→ Exercise instructions
Which lines of the records below contain the word "icon"? Copy each of them out.

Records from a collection
────────

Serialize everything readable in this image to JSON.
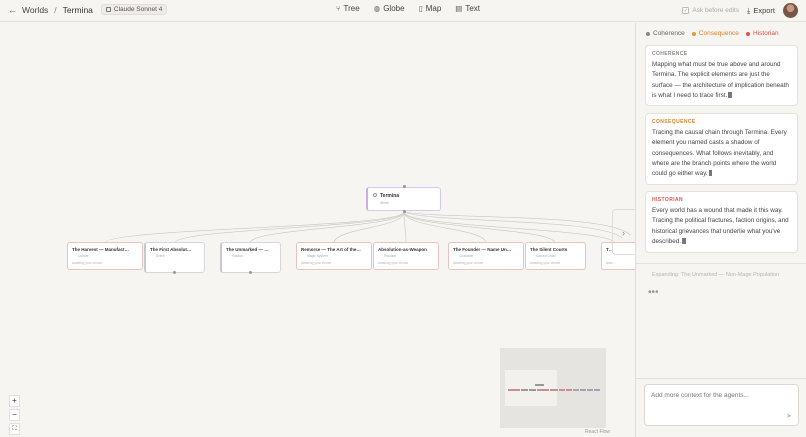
{
  "colors": {
    "coherence": "#8a8580",
    "consequence": "#e09a3e",
    "historian": "#d9534f",
    "node_border": "#e9c3c1"
  },
  "header": {
    "back_icon": "arrow-left-icon",
    "crumb_worlds": "Worlds",
    "crumb_sep": "/",
    "crumb_current": "Termina",
    "model": "Claude Sonnet 4",
    "views": [
      {
        "icon": "tree-icon",
        "glyph": "⑂",
        "label": "Tree"
      },
      {
        "icon": "globe-icon",
        "glyph": "◍",
        "label": "Globe"
      },
      {
        "icon": "map-icon",
        "glyph": "▯",
        "label": "Map"
      },
      {
        "icon": "text-icon",
        "glyph": "▤",
        "label": "Text"
      }
    ],
    "ask_before_edits": "Ask before edits",
    "export": "Export"
  },
  "tree": {
    "root": {
      "title": "Termina",
      "subtitle": "World"
    },
    "nodes": [
      {
        "title": "The Harvest — Manufact…",
        "subtitle": "Culture",
        "status": "Awaiting your choice"
      },
      {
        "title": "The First Absolut…",
        "subtitle": "Event",
        "status": ""
      },
      {
        "title": "The Unmarked — …",
        "subtitle": "Faction",
        "status": ""
      },
      {
        "title": "Remorse — The Art of the…",
        "subtitle": "Magic System",
        "status": "Awaiting your choice"
      },
      {
        "title": "Absolution-as-Weapon",
        "subtitle": "Practice",
        "status": "Awaiting your choice"
      },
      {
        "title": "The Founder — Name Un…",
        "subtitle": "Character",
        "status": "Awaiting your choice"
      },
      {
        "title": "The Silent Courts",
        "subtitle": "Sacred Order",
        "status": "Awaiting your choice"
      },
      {
        "title": "T…",
        "subtitle": "",
        "status": "Awa…"
      }
    ],
    "zoom_in": "+",
    "zoom_out": "−",
    "fit": "⛶",
    "lock": "🔒",
    "attribution": "React Flow"
  },
  "panel": {
    "legend": [
      {
        "label": "Coherence",
        "color": "#8a8580"
      },
      {
        "label": "Consequence",
        "color": "#e09a3e"
      },
      {
        "label": "Historian",
        "color": "#d9534f"
      }
    ],
    "cards": [
      {
        "label": "COHERENCE",
        "color": "#8a8580",
        "text": "Mapping what must be true above and around Termina. The explicit elements are just the surface — the architecture of implication beneath is what I need to trace first."
      },
      {
        "label": "CONSEQUENCE",
        "color": "#d9822b",
        "text": "Tracing the causal chain through Termina. Every element you named casts a shadow of consequences. What follows inevitably, and where are the branch points where the world could go either way."
      },
      {
        "label": "HISTORIAN",
        "color": "#d9534f",
        "text": "Every world has a wound that made it this way. Tracing the political fractures, faction origins, and historical grievances that underlie what you've described."
      }
    ],
    "expanding": "Expanding: The Unmarked — Non-Mage Population",
    "loading": "•••",
    "input_placeholder": "Add more context for the agents..."
  }
}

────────

→ Response box
    "back_icon": "arrow-left-icon",
        "icon": "tree-icon",
        "icon": "globe-icon",
        "icon": "map-icon",
        "icon": "text-icon",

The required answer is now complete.